In 1989, the food side faced declining sales and a major cash crisis. The weekly fee was abolished in favour of the $60 annual fee, and the Co-op opened its doors to non-members, who currently make up 15% of the food purchases. The prices were adjusted to normal retail level, and the Co-op started advertising for the first time. The 1990s have continued to be a difficult time for the food side, with Board directors, members and managers coming and going, perhaps indicating a general weakening of commitment. In 2002, the decision was made to close one of the two large food stores, causing 50 staff to lose their jobs.
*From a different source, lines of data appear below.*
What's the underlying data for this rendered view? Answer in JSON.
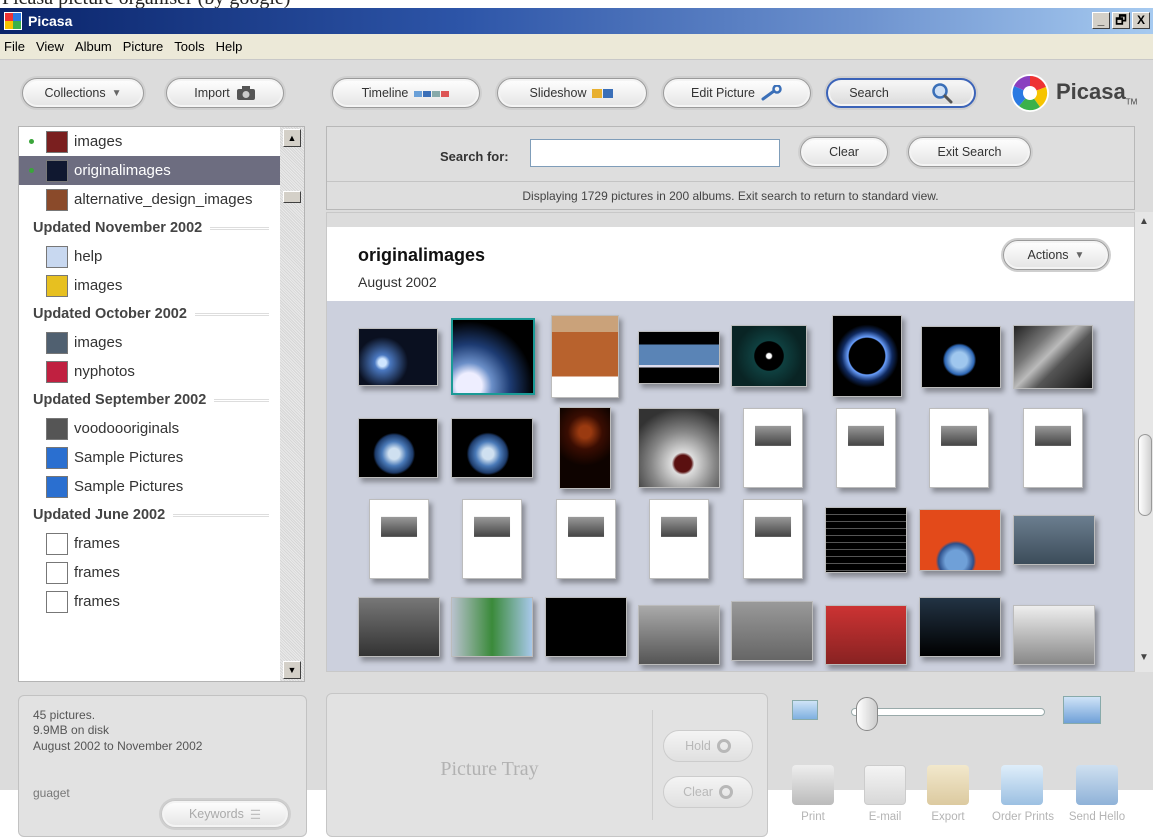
{
  "ghost_caption": "Picasa picture organiser (by google)",
  "window": {
    "title": "Picasa",
    "buttons": [
      "_",
      "🗗",
      "X"
    ]
  },
  "menu": [
    "File",
    "View",
    "Album",
    "Picture",
    "Tools",
    "Help"
  ],
  "toolbar": {
    "collections": "Collections",
    "import": "Import",
    "timeline": "Timeline",
    "slideshow": "Slideshow",
    "edit_picture": "Edit Picture",
    "search": "Search",
    "logo": "Picasa",
    "logo_tm": "TM"
  },
  "albums": [
    {
      "type": "album",
      "label": "images",
      "dot": true,
      "selected": false
    },
    {
      "type": "album",
      "label": "originalimages",
      "dot": true,
      "selected": true
    },
    {
      "type": "album",
      "label": "alternative_design_images"
    },
    {
      "type": "group",
      "label": "Updated November 2002"
    },
    {
      "type": "album",
      "label": "help"
    },
    {
      "type": "album",
      "label": "images"
    },
    {
      "type": "group",
      "label": "Updated October 2002"
    },
    {
      "type": "album",
      "label": "images"
    },
    {
      "type": "album",
      "label": "nyphotos"
    },
    {
      "type": "group",
      "label": "Updated September 2002"
    },
    {
      "type": "album",
      "label": "voodoooriginals"
    },
    {
      "type": "album",
      "label": "Sample Pictures"
    },
    {
      "type": "album",
      "label": "Sample Pictures"
    },
    {
      "type": "group",
      "label": "Updated June 2002"
    },
    {
      "type": "album",
      "label": "frames"
    },
    {
      "type": "album",
      "label": "frames"
    },
    {
      "type": "album",
      "label": "frames"
    }
  ],
  "info": {
    "count": "45 pictures.",
    "size": "9.9MB on disk",
    "range": "August 2002 to November 2002",
    "keyword_text": "guaget",
    "keywords_button": "Keywords"
  },
  "search_panel": {
    "label": "Search for:",
    "value": "",
    "clear": "Clear",
    "exit": "Exit Search",
    "status": "Displaying 1729 pictures in 200 albums. Exit search to return to standard view."
  },
  "album_view": {
    "title": "originalimages",
    "date": "August 2002",
    "actions": "Actions"
  },
  "tray": {
    "title": "Picture Tray",
    "hold": "Hold",
    "clear": "Clear"
  },
  "actions": [
    "Print",
    "E-mail",
    "Export",
    "Order Prints",
    "Send Hello"
  ],
  "zoom_level": 0.08,
  "colors": {
    "selection": "#6d6d80",
    "search_active": "#3b63b8",
    "grid_bg": "#ccd0dd",
    "title_gradient_start": "#0a246a"
  }
}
The gas side of the Co-op, meanwhile, has expanded steadily during the 1990s, with new outlets-plus-convenience stores being run as franchises by independent operators. In the 1970s and 80s, the gas was sold to members at the regular pump price through coupon books (colour-coded to show the grade of gas required), with the members obtaining an immediate 7% discount. Today, 45% of the gas sales are to non-members, and three new convenience stores/gas bars have been opened in the past two years.

Future

The Co-op’s gas side is doing just fine, and will continue to expand. The food side still faces difficulties, however. For a period, the food stores tried to mimic the big stores, but this has not worked; the challenge now is for the remaining store to establish a new identity, at a time when most of the Co-op’s members are growing older, and younger people are not being attracted to the co-operative approach, and its benefits. How the Co-op will meet this new challenge has yet to be determined – though the faith that it will meet the challenge is strong.

For further information contact :

Dave Hoy,
General Manager,
Mid-Island Cooperative,
2517 Bowen Rd,
Nanaimo, B.C. V9T 3L2, Canada

Tel: 250-729-8401
www.midislandcoop.com


Written by Guy Dauncey, Sustainable Communities Consultancy, Victoria, B.C., Canada

guydauncey@earthfuture.com